How Federal Dollars Are Financing the Water Crisis
State Route 87, the thin band of pavement that approaches the mostly shuttered town of Coolidge, Ariz., cuts through some of the least hospitable land in the country. The valley of red and brown sand is interrupted occasionally by rock and saguaro cactus. It’s not unusual for summer temperatures to top 116 degrees. And there is almost no water; this part of Arizona receives less than nine inches of rainfall each year.
Then Route 87 tacks left and the dead landscape springs to life. Barren roadside is replaced by thousands of acres of cotton fields, their bright, leafy green stalks and white, puffy bolls in neat rows that unravel for miles. It’s a vision of bounty where it would be least expected. Step into the hip-high cotton shrubs, with the soft, water-soaked dirt giving way beneath your boot soles, the bees buzzing in your ears, the pungent odor of the plants in your nostrils, and you might as well be in Georgia.
Getting plants to grow in the Sonoran Desert is made possible by importing billions of gallons of water each year. Cotton is one of the thirstiest crops in existence, and each acre cultivated here demands six times as much water as lettuce, 60 percent more than wheat. That precious liquid is pulled from a nearby federal reservoir, siphoned from beleaguered underground aquifers and pumped in from the Colorado River hundreds of miles away.

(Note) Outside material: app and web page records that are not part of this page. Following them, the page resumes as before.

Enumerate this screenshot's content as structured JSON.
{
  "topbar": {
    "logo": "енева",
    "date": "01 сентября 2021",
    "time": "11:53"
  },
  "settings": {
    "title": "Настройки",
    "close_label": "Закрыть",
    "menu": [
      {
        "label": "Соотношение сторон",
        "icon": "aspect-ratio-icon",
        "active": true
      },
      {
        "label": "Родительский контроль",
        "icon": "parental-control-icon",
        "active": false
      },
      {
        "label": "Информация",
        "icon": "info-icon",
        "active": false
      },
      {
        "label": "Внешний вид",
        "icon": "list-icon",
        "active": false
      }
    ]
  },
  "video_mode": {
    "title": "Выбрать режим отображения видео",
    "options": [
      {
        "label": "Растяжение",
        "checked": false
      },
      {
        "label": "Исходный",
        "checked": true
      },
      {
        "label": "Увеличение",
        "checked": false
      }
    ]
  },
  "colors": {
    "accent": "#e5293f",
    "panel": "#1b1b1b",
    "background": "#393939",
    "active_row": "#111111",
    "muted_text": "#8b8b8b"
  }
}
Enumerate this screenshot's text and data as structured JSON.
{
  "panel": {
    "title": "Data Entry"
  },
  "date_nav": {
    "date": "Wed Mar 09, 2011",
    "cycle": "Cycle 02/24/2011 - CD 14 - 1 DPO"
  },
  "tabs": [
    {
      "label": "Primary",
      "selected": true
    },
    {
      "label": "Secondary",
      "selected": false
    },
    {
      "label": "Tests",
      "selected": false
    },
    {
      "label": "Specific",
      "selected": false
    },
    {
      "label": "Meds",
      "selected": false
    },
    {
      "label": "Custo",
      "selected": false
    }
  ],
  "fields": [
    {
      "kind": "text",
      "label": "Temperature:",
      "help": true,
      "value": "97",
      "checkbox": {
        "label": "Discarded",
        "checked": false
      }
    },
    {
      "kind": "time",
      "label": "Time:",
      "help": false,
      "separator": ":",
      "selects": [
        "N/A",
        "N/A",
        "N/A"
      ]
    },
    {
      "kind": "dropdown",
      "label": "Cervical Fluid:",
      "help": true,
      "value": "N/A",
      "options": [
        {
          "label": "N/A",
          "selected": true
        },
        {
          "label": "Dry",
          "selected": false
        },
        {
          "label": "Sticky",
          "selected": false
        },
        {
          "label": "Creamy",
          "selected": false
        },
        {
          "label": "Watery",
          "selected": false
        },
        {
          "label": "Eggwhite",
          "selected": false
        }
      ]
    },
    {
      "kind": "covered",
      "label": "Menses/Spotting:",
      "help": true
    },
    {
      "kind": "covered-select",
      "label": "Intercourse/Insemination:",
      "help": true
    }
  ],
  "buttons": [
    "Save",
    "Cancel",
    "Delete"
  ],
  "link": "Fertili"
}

Greg Wuertz has been farming cotton on these fields since 1981, and before him, his father and grandfather did the same. His family is part of Arizona’s agricultural royalty. His father was a board member of the Central Arizona Water Conservation District for nearly two decades. Wuertz has served as president of several of the most important cotton organizations in the state.